Exercise aim: Please look for the string "cloud" below and report every line in which it occurs.

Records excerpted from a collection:
--------------------------------------------------

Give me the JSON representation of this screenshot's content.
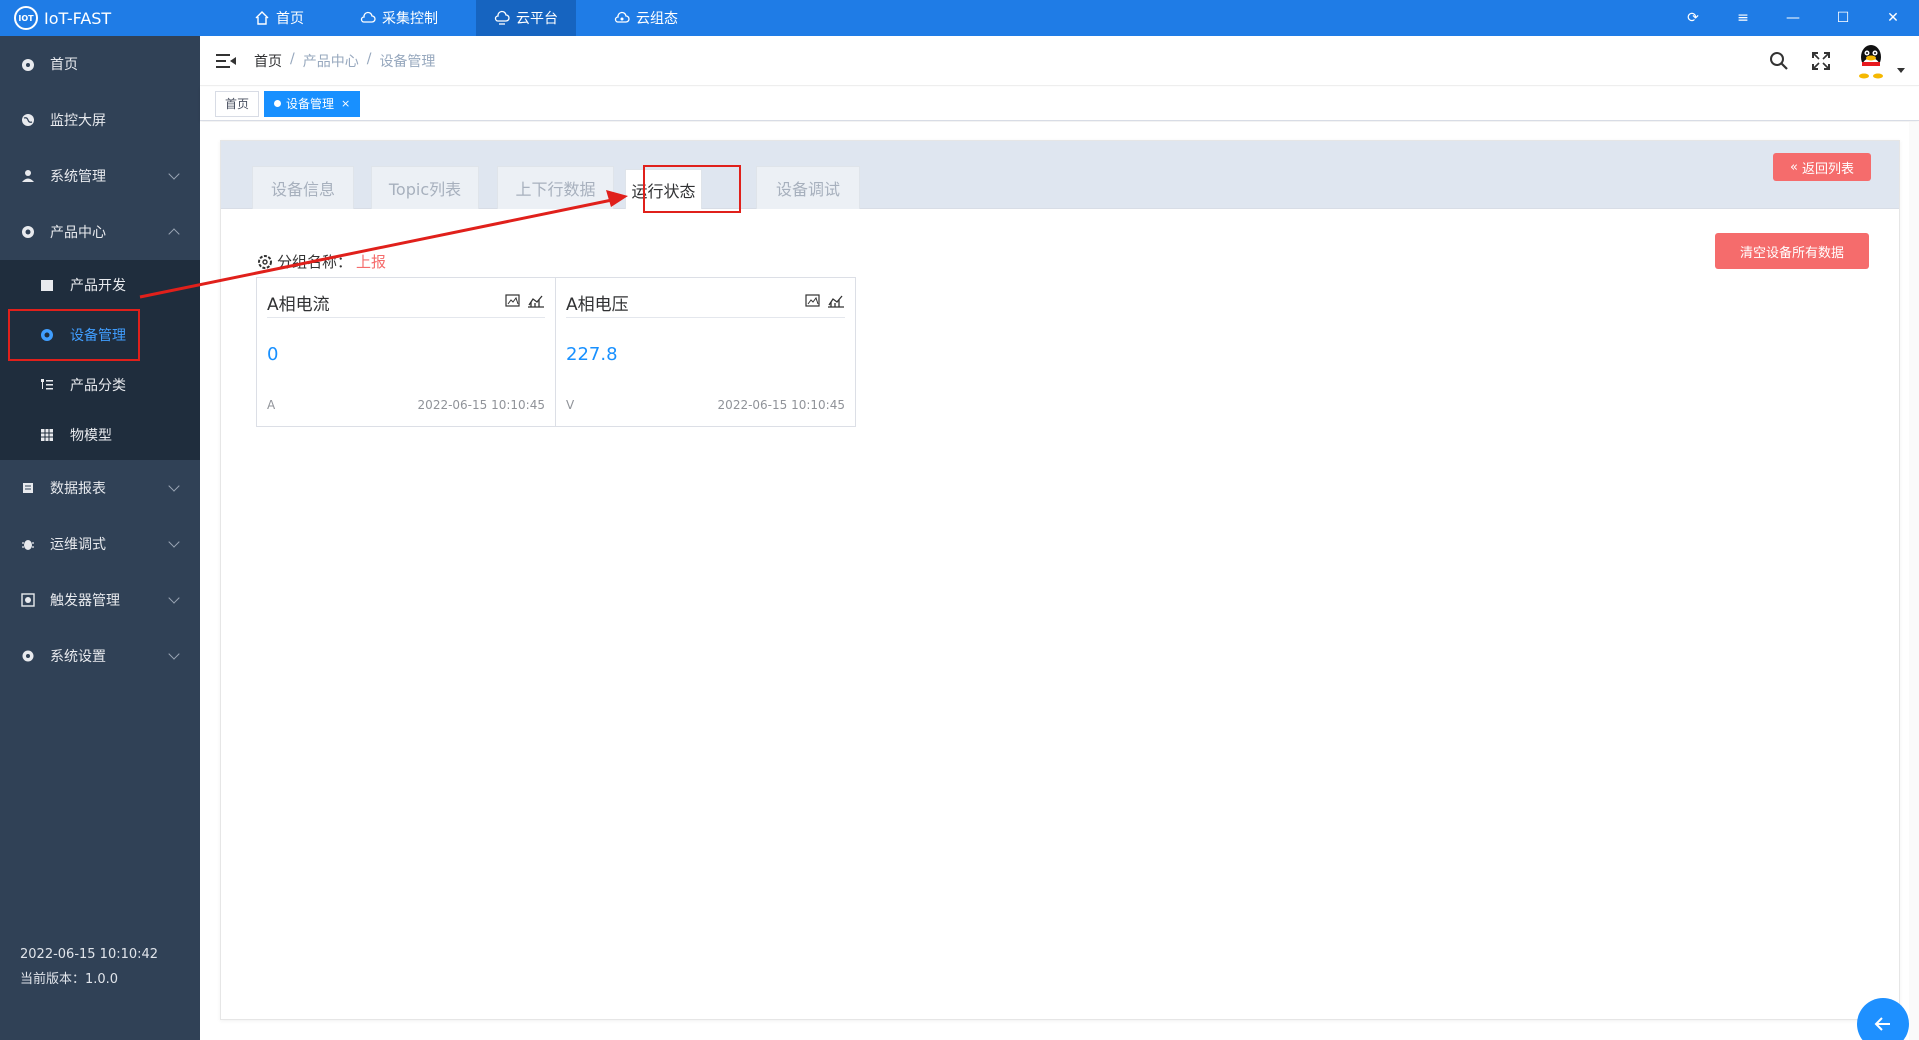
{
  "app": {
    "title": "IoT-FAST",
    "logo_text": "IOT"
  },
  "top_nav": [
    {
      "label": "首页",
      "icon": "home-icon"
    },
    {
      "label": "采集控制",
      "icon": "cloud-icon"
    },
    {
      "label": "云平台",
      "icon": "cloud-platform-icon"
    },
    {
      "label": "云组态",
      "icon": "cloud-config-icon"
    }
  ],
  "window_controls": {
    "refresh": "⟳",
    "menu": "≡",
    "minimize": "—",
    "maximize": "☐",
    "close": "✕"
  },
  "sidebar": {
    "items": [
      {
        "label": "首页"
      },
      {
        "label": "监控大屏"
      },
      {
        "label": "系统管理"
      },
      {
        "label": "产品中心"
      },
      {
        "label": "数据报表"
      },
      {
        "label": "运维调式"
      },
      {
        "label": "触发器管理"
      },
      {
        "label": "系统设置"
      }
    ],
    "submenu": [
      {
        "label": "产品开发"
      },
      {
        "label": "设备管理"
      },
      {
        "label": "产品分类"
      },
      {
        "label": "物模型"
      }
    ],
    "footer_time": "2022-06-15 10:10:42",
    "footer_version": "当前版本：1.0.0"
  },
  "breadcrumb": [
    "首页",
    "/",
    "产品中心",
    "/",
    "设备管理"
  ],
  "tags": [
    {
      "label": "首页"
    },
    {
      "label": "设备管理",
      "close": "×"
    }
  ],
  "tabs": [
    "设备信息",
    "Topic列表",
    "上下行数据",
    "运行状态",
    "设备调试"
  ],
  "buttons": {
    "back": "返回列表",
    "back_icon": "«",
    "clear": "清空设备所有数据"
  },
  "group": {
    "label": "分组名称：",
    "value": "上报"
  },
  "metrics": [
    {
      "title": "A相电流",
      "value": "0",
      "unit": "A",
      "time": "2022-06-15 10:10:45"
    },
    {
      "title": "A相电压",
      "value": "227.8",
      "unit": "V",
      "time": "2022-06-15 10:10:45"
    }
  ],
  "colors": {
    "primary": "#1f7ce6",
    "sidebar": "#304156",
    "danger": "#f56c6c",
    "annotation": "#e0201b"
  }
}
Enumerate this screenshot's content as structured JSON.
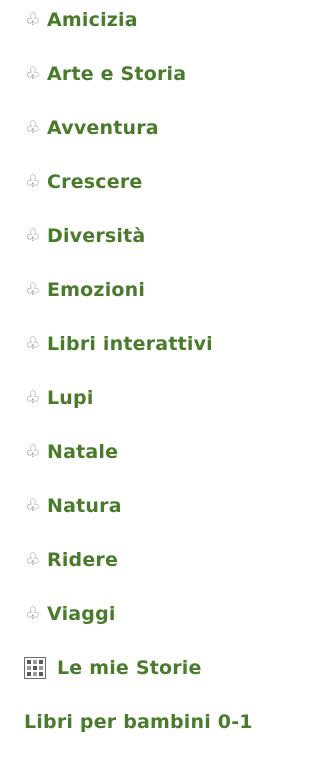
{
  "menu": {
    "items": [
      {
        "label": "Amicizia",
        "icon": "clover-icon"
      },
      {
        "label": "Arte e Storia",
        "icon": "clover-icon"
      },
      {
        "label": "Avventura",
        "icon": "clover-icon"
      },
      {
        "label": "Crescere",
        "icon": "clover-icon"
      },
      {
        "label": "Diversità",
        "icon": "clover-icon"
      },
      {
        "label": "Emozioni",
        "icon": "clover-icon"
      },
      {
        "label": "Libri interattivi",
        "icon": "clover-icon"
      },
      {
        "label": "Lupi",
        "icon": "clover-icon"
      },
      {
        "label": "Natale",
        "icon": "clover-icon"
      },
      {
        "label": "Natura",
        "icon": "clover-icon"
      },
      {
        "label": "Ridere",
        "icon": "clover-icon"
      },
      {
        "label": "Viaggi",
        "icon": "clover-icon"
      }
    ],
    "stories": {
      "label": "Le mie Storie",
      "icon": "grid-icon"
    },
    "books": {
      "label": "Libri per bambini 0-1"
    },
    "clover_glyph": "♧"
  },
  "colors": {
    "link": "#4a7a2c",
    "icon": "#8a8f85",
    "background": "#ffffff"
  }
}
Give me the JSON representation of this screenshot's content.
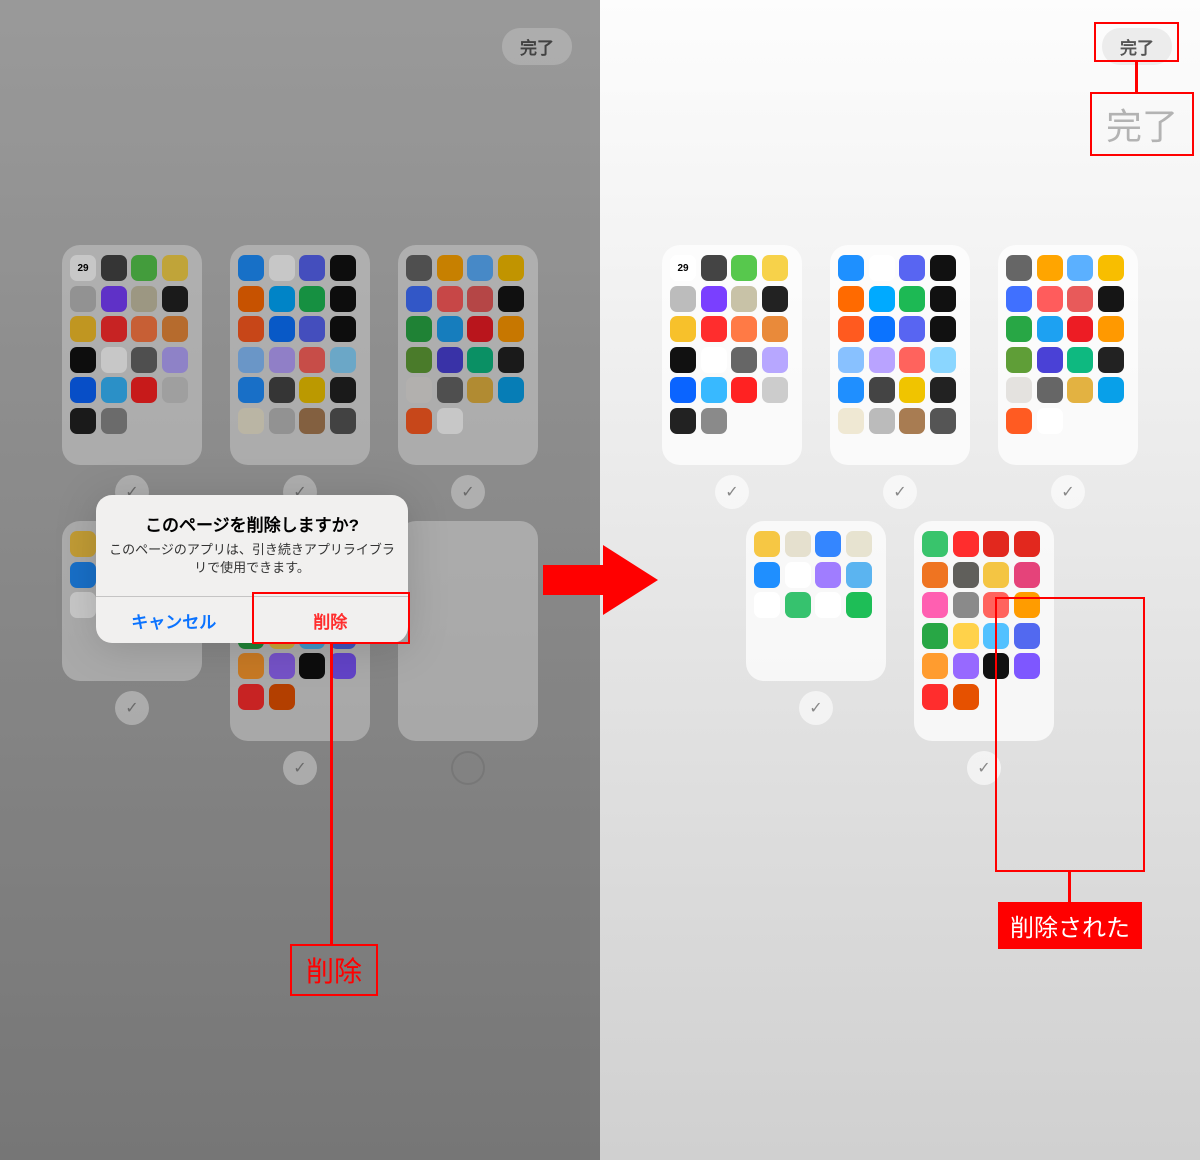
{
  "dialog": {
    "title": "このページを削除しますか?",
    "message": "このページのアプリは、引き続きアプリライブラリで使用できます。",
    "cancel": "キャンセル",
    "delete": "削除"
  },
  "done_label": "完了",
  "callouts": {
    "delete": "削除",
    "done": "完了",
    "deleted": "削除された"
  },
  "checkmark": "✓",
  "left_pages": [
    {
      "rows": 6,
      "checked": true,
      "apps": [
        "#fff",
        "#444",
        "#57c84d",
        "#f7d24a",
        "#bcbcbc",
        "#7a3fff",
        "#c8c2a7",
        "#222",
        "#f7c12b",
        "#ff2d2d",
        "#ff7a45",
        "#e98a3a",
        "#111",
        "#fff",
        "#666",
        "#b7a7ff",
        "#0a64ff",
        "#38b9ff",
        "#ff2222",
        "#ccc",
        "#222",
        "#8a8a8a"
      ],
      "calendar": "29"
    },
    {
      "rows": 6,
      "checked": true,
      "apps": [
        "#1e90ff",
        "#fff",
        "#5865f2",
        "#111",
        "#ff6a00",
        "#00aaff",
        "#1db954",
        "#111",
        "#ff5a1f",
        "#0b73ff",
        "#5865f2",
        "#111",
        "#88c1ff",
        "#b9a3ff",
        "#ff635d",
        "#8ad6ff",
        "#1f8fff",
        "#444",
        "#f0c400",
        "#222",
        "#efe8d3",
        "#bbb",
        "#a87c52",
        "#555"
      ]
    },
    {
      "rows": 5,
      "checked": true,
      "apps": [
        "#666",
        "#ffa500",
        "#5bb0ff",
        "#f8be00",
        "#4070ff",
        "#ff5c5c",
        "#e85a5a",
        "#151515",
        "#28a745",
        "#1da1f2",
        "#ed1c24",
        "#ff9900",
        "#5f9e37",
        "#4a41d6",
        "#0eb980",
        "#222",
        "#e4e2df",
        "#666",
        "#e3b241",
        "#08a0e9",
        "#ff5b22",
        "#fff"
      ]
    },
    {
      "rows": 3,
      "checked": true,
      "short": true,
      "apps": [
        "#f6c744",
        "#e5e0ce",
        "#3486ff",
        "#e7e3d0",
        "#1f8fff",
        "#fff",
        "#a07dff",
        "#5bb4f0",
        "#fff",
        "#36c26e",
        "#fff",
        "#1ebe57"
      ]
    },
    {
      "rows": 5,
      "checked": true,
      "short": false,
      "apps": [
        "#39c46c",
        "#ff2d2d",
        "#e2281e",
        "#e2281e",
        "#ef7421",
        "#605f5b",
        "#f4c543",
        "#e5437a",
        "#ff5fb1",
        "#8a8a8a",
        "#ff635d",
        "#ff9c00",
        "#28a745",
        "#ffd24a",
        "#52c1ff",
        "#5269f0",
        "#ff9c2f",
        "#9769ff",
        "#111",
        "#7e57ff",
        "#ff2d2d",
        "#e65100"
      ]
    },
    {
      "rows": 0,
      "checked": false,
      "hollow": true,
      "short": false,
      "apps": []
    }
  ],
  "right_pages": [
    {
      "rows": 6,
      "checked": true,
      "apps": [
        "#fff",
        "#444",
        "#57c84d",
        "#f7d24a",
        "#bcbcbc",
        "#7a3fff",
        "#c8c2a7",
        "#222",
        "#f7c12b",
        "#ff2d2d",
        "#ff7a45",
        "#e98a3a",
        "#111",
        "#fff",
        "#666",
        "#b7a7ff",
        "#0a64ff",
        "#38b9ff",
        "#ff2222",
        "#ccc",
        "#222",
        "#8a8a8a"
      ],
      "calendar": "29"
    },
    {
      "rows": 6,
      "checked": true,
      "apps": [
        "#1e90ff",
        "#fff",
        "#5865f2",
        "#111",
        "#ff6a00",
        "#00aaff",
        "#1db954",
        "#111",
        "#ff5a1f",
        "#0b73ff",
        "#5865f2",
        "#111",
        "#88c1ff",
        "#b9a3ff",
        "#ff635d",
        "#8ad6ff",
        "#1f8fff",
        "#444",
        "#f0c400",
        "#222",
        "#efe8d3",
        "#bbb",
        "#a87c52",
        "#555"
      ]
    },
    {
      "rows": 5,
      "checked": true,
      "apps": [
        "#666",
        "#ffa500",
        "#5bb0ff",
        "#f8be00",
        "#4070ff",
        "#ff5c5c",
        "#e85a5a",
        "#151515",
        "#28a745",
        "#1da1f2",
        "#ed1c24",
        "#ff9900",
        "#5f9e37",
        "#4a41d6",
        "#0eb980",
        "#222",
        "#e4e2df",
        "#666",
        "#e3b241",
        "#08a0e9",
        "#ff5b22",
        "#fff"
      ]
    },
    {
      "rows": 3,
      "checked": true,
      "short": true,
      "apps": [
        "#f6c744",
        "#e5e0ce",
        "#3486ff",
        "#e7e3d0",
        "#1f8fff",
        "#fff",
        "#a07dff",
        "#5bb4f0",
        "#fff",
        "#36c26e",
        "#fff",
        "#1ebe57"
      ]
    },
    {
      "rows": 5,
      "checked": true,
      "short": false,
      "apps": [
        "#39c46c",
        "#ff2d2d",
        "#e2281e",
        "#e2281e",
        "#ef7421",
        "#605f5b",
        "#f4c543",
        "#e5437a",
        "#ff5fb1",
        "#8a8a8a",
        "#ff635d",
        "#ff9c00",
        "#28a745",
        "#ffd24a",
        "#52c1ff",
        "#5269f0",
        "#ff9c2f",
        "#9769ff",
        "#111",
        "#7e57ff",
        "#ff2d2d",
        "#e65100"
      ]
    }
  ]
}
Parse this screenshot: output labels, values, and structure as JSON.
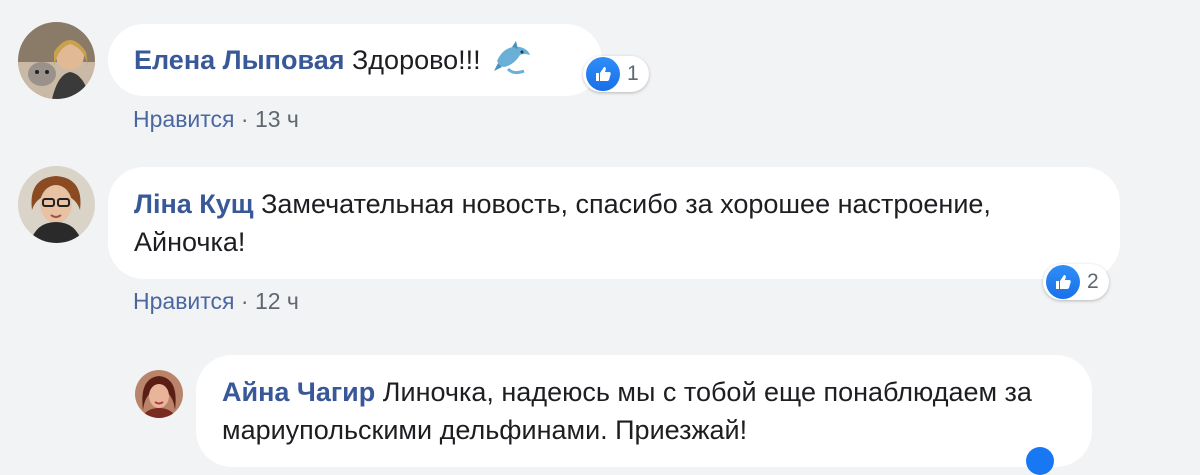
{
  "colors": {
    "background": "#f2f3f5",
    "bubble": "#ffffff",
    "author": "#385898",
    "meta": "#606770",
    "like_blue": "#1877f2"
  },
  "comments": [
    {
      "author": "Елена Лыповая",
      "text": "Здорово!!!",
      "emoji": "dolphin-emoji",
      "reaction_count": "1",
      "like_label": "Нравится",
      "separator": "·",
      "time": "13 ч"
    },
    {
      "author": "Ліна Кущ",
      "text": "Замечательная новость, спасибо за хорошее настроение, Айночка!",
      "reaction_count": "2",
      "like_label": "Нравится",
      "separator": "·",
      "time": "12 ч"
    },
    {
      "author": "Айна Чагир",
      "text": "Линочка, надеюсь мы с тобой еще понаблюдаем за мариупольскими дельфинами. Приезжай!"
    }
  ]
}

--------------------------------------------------

Solution to this task:
      "icon": "cloud-icon"
      "icon": "cloud-platform-icon"
      "icon": "cloud-config-icon"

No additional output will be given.